● Prompt
Which lines in the data below contain the string "screenshot"? Show each one.
[Opening Data under study section]
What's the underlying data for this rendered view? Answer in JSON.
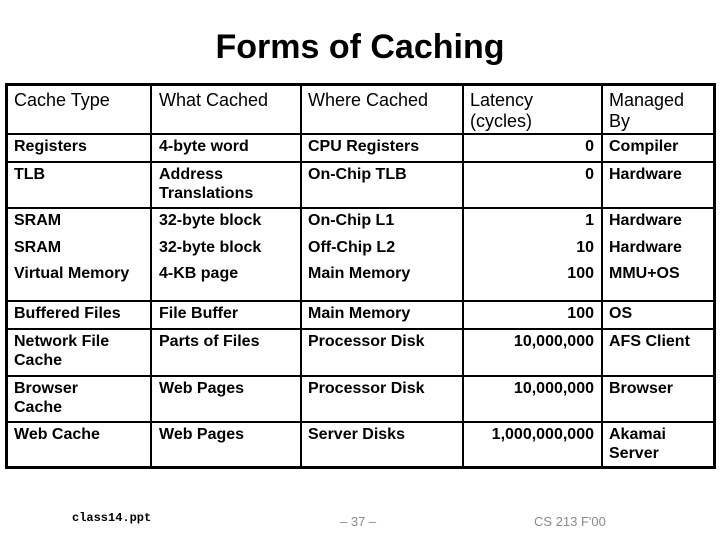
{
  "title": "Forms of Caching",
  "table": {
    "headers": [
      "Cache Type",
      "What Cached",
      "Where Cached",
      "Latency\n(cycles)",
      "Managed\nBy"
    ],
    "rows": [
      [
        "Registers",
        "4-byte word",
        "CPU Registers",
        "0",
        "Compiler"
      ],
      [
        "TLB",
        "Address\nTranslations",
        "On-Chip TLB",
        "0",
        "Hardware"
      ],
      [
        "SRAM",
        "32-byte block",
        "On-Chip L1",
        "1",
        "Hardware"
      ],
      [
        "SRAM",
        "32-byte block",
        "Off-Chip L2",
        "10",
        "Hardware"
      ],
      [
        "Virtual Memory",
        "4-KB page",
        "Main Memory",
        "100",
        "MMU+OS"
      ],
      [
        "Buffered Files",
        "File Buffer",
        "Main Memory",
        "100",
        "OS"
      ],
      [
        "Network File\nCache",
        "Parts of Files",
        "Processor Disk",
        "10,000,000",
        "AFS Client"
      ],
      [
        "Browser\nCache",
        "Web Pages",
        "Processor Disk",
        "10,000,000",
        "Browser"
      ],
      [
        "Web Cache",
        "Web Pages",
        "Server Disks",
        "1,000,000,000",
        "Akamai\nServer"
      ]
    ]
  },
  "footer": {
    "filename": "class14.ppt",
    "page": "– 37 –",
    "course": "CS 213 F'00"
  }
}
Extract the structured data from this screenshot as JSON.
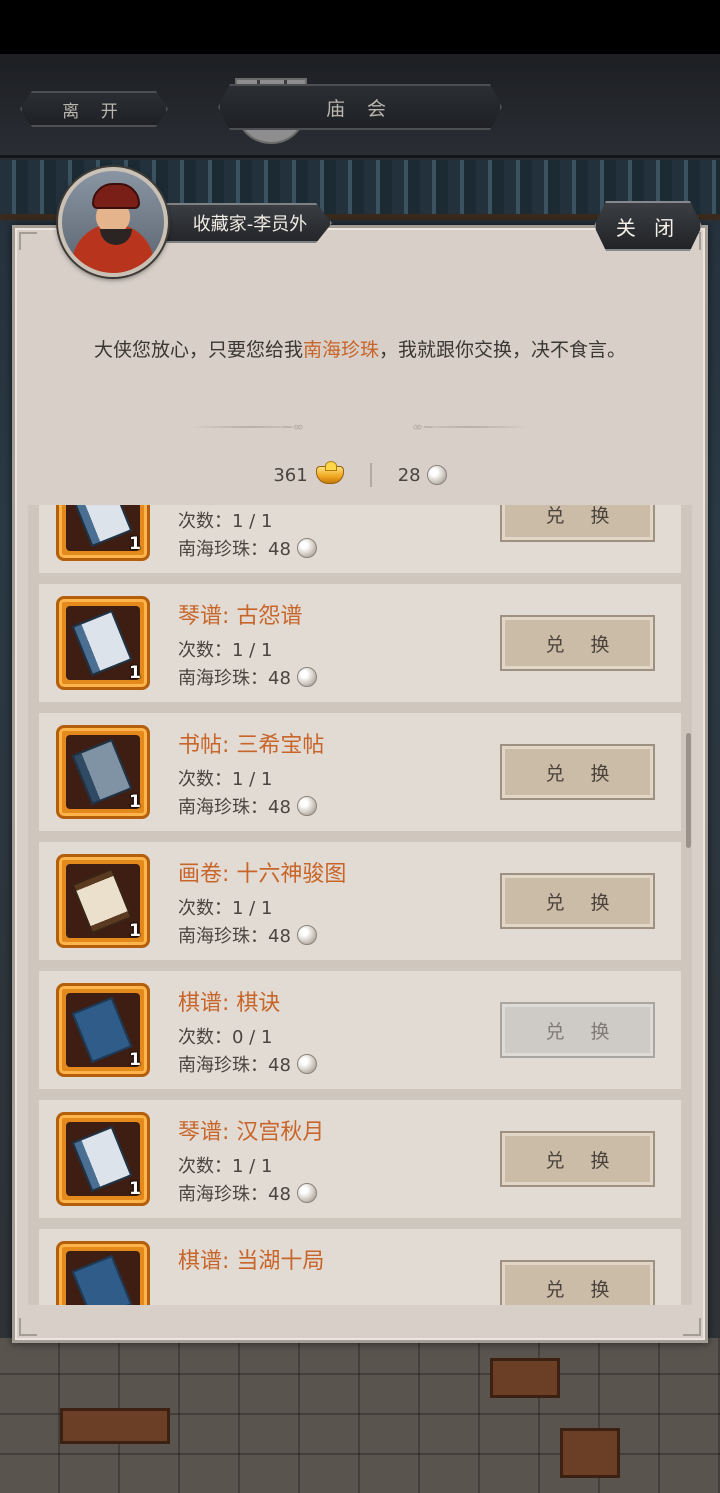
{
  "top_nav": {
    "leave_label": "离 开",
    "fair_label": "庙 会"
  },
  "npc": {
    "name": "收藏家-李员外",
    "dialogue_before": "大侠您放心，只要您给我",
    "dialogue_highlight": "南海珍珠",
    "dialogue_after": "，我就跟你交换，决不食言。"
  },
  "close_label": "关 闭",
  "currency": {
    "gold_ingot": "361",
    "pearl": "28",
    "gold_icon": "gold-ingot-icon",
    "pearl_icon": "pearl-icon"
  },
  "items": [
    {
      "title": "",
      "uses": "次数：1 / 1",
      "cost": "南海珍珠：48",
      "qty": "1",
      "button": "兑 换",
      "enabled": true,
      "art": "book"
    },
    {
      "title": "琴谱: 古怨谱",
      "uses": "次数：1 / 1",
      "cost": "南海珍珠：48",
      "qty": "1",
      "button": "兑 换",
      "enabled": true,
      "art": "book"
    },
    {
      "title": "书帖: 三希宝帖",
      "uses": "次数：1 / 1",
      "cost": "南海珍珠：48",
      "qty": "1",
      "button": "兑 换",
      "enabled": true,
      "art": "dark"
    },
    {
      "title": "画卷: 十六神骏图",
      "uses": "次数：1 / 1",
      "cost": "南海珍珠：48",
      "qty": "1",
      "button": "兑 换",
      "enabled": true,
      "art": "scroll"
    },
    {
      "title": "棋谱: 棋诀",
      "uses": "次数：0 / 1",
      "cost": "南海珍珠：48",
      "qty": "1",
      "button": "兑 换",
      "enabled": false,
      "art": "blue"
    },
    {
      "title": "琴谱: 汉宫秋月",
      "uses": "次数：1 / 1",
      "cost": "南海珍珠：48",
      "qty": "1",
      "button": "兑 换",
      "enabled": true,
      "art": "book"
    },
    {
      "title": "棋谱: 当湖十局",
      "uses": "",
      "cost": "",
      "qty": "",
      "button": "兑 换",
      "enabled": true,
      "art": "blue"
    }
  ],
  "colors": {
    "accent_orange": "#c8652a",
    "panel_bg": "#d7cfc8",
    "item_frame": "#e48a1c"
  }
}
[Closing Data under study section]
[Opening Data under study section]
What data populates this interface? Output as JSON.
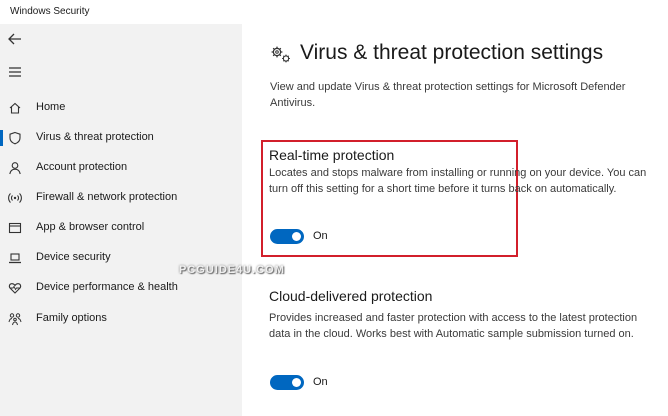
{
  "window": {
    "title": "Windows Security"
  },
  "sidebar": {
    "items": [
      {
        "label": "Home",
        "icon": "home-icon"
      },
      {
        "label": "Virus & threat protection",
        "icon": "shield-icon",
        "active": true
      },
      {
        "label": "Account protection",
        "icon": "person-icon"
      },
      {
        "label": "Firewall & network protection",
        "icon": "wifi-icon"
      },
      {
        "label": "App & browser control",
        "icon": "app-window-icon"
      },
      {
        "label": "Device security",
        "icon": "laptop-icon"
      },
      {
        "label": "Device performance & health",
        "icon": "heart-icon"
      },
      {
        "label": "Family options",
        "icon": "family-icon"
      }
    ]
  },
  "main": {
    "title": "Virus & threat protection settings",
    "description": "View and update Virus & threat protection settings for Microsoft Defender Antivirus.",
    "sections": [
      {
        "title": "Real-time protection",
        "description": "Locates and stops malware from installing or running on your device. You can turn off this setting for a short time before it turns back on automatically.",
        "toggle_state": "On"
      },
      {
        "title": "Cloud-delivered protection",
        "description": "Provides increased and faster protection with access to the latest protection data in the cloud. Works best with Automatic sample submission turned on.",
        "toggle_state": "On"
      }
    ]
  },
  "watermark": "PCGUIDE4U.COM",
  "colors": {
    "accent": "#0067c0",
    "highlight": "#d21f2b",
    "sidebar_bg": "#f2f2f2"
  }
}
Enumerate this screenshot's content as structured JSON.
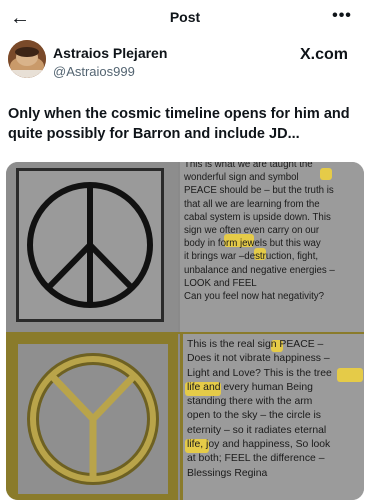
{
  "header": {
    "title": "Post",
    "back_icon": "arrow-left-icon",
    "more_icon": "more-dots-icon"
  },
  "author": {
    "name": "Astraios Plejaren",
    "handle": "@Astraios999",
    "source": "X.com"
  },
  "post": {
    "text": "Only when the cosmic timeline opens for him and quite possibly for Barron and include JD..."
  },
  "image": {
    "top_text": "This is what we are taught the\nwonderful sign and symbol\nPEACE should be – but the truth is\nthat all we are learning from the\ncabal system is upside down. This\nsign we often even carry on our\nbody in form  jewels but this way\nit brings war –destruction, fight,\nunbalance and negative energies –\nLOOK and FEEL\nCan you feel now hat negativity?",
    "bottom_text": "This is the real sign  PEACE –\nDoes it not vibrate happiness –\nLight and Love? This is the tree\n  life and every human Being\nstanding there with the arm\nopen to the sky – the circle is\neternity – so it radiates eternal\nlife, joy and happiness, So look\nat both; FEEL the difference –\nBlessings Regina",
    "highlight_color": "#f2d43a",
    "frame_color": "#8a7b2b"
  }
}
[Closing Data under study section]
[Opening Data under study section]
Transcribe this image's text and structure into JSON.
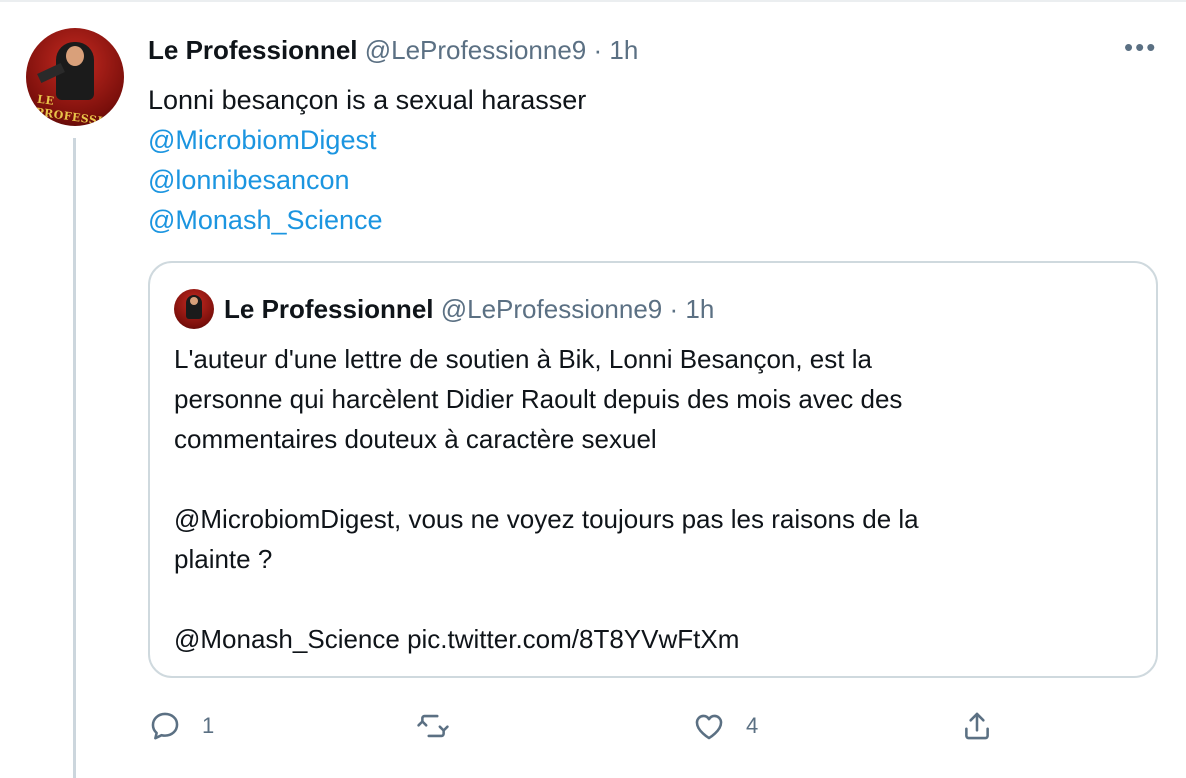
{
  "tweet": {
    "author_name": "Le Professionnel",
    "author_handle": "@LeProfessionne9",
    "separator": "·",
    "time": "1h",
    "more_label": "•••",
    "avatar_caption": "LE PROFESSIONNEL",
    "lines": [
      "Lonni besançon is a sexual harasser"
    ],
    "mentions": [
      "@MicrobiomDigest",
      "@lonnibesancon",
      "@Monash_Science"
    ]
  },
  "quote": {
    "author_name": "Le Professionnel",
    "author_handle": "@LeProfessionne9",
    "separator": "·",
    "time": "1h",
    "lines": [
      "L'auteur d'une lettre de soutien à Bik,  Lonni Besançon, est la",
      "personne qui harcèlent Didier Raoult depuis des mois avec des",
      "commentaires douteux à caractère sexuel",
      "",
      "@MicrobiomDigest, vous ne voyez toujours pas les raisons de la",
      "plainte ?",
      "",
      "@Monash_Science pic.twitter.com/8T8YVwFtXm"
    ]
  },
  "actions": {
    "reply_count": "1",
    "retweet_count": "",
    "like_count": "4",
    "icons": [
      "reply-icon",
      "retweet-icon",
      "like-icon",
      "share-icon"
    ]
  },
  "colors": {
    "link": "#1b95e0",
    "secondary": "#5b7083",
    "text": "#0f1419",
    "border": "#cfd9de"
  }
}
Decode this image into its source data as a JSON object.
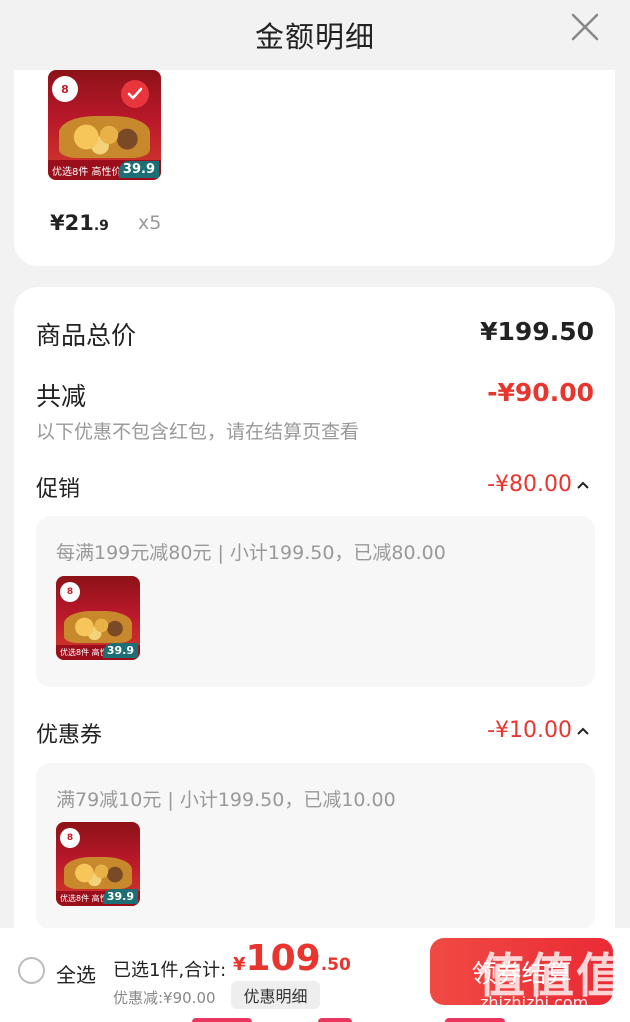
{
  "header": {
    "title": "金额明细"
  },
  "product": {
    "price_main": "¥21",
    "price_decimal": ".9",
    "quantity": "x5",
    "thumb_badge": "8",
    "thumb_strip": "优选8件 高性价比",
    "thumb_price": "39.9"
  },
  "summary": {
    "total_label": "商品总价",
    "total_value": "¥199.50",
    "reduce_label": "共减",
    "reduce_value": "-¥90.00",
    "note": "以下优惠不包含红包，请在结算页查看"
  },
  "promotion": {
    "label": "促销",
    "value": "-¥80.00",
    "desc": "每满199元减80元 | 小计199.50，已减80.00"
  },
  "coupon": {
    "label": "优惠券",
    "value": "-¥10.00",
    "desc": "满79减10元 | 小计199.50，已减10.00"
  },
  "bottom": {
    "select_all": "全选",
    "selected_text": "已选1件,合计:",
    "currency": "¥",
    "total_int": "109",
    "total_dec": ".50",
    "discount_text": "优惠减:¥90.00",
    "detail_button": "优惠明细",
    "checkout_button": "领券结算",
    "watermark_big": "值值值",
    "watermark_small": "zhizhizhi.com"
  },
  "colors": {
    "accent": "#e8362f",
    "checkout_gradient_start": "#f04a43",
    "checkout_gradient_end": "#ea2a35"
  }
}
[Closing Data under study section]
● Written solution
Extract the structured data from this screenshot as JSON.
Enumerate this screenshot's content as structured JSON.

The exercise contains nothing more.